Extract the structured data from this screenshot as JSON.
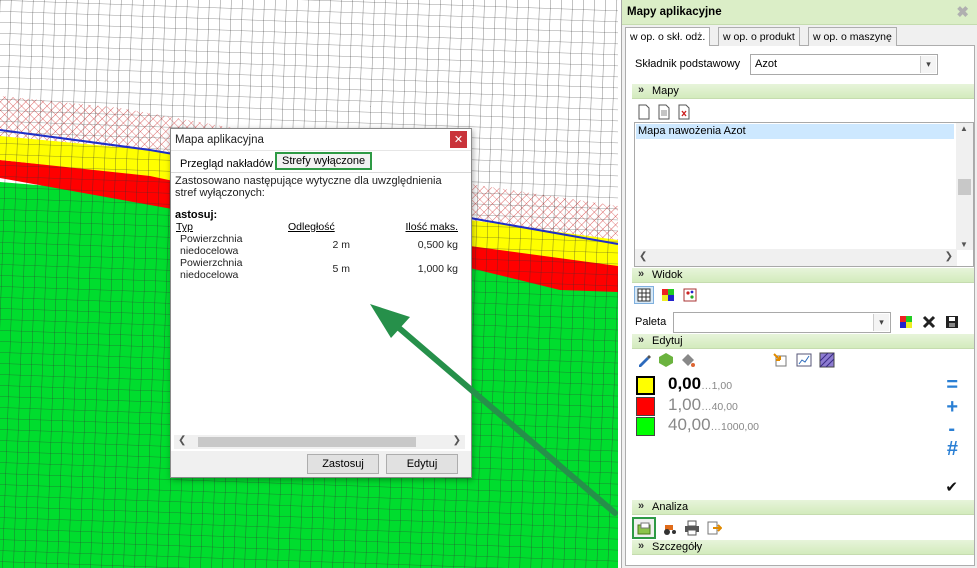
{
  "dialog": {
    "title": "Mapa aplikacyjna",
    "close_glyph": "✕",
    "tabs": [
      "Przegląd nakładów",
      "Strefy wyłączone"
    ],
    "intro": "Zastosowano następujące wytyczne dla uwzględnienia stref wyłączonych:",
    "section": "astosuj:",
    "columns": [
      "Typ",
      "Odległość",
      "Ilość maks."
    ],
    "rows": [
      [
        "Powierzchnia niedocelowa",
        "2 m",
        "0,500 kg"
      ],
      [
        "Powierzchnia niedocelowa",
        "5 m",
        "1,000 kg"
      ]
    ],
    "apply_label": "Zastosuj",
    "edit_label": "Edytuj"
  },
  "panel": {
    "title": "Mapy aplikacyjne",
    "close_glyph": "✖",
    "tabs": [
      "w op. o skł. odż.",
      "w op. o produkt",
      "w op. o maszynę"
    ],
    "nutrient_label": "Składnik podstawowy",
    "nutrient_value": "Azot",
    "maps_header": "Mapy",
    "maps_list": [
      "Mapa nawożenia Azot"
    ],
    "view_header": "Widok",
    "palette_label": "Paleta",
    "palette_value": "",
    "edit_header": "Edytuj",
    "legend": [
      {
        "color": "#ffff00",
        "value": "0,00",
        "range": "…1,00",
        "bold": true
      },
      {
        "color": "#ff0000",
        "value": "1,00",
        "range": "…40,00",
        "bold": false
      },
      {
        "color": "#00ff00",
        "value": "40,00",
        "range": "…1000,00",
        "bold": false
      }
    ],
    "legend_symbols": [
      "=",
      "+",
      "-",
      "#"
    ],
    "check_glyph": "✔",
    "analysis_header": "Analiza",
    "details_header": "Szczegóły"
  },
  "colors": {
    "map_green": "#00dd2e",
    "map_red": "#ff0000",
    "map_yellow": "#ffff00",
    "highlight_green": "#2e9a45",
    "panel_header": "#dbeec7"
  }
}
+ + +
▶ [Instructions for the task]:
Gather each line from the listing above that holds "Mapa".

▶ [Completed exercise]:
    "title": "Mapa aplikacyjna",
      "Mapa nawożenia Azot"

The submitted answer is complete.